Members of the press who were able to scramble to GoMA quickly were allowed through the doors and into Banksy’s world last night. Whether it was an attempt to get critics’ hearts pumping like his does when he’s breaking laws in the name of art, I can’t say. But for those of us able to snap up those few available places, revelation and adrenaline awaited.
Banksy’s last solo show was at Bristol Museum, chosen so the secretive artist could thank his hometown. Glasgow has been chosen, he tells us right at the start of the show, because it is home to his “favourite work of art in the UK”. He doesn’t mean Salvador Dali’s Christ of St John of the Cross, which resides in Kelvingrove gallery in the west end. Nor does he mean any of the contemporary work that graces Tramway’s walls in the south of the city. No – he’s referring to the traffic cone that perpetually rests atop the statue of the Duke of Wellington directly outside GoMA. The statue’s unplanned hat has long been a symbol of Glasgow’s renegade spirit, since “despite the best efforts of council and police, every time one is removed another takes its place.”
It’s not hard to see why Banksy would feel an affinity with that cone – it lives on the verge between creation and vandalism, overlaying a democratic and insurrectionist meaning over the establishment. Just like the best of what he does.

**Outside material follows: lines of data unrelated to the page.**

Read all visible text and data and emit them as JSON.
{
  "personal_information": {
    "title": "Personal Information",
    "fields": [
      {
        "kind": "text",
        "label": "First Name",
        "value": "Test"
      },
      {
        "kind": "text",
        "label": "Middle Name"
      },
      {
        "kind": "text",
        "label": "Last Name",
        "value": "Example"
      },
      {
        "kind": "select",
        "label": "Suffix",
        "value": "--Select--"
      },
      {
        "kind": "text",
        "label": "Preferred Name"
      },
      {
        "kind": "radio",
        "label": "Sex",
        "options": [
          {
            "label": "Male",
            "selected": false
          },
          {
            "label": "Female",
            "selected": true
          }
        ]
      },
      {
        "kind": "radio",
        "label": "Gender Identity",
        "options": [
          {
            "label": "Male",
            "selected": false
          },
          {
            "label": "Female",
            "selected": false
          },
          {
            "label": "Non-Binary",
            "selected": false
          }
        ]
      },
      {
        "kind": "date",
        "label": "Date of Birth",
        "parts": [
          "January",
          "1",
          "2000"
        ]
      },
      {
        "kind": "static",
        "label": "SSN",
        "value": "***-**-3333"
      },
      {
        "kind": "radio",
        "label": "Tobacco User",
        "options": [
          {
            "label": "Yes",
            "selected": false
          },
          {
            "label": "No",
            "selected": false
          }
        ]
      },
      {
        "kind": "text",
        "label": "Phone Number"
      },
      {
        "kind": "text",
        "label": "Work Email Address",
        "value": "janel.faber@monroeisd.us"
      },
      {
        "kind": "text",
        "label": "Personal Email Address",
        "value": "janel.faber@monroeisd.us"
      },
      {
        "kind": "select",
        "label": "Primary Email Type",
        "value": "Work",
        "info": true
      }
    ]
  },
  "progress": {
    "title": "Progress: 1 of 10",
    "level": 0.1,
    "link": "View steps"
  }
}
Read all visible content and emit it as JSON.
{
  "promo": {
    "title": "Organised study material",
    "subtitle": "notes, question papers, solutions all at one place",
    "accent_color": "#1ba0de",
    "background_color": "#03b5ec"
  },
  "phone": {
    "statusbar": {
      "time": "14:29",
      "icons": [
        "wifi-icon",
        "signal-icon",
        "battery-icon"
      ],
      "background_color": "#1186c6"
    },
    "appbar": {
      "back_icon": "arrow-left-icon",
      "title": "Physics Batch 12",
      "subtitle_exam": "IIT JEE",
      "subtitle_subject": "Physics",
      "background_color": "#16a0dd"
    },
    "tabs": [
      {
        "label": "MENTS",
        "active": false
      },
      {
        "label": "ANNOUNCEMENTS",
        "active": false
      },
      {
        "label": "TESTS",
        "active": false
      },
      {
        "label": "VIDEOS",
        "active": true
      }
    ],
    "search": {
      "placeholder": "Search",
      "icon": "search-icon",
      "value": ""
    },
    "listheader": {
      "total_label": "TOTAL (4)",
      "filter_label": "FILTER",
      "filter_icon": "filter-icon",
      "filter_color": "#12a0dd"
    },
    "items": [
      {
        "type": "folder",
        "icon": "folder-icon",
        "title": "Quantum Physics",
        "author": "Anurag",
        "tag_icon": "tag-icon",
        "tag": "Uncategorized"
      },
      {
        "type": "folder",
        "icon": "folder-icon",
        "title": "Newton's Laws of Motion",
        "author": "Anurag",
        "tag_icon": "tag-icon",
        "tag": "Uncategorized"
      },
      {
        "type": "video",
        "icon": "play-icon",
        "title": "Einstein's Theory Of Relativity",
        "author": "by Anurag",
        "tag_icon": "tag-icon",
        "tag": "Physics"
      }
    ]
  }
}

As the first exhibition ever to show the stencils Banksy uses to transform abandoned places, street corners, war zones and placards, Cut & Run is the closest we’ve come to seeing behind his mask. These cardboard relics – many of them also painted on to create new reinterpretations – are hung a foot or so off the walls and dramatically lit, their shadows play across their backdrops to form striking light-shapes. The effect is jaw-dropping. Yet for Banksy-watchers, it’s the storytelling that really raises the hairs on the back of your neck.
There’s the bus shelter he wanted to dent to make it look as though a painted pair of elderly dancers had damaged it in their enthusiasm. Failing in his first attempt to create the requisite indents, eventually he had to use a forklift truck.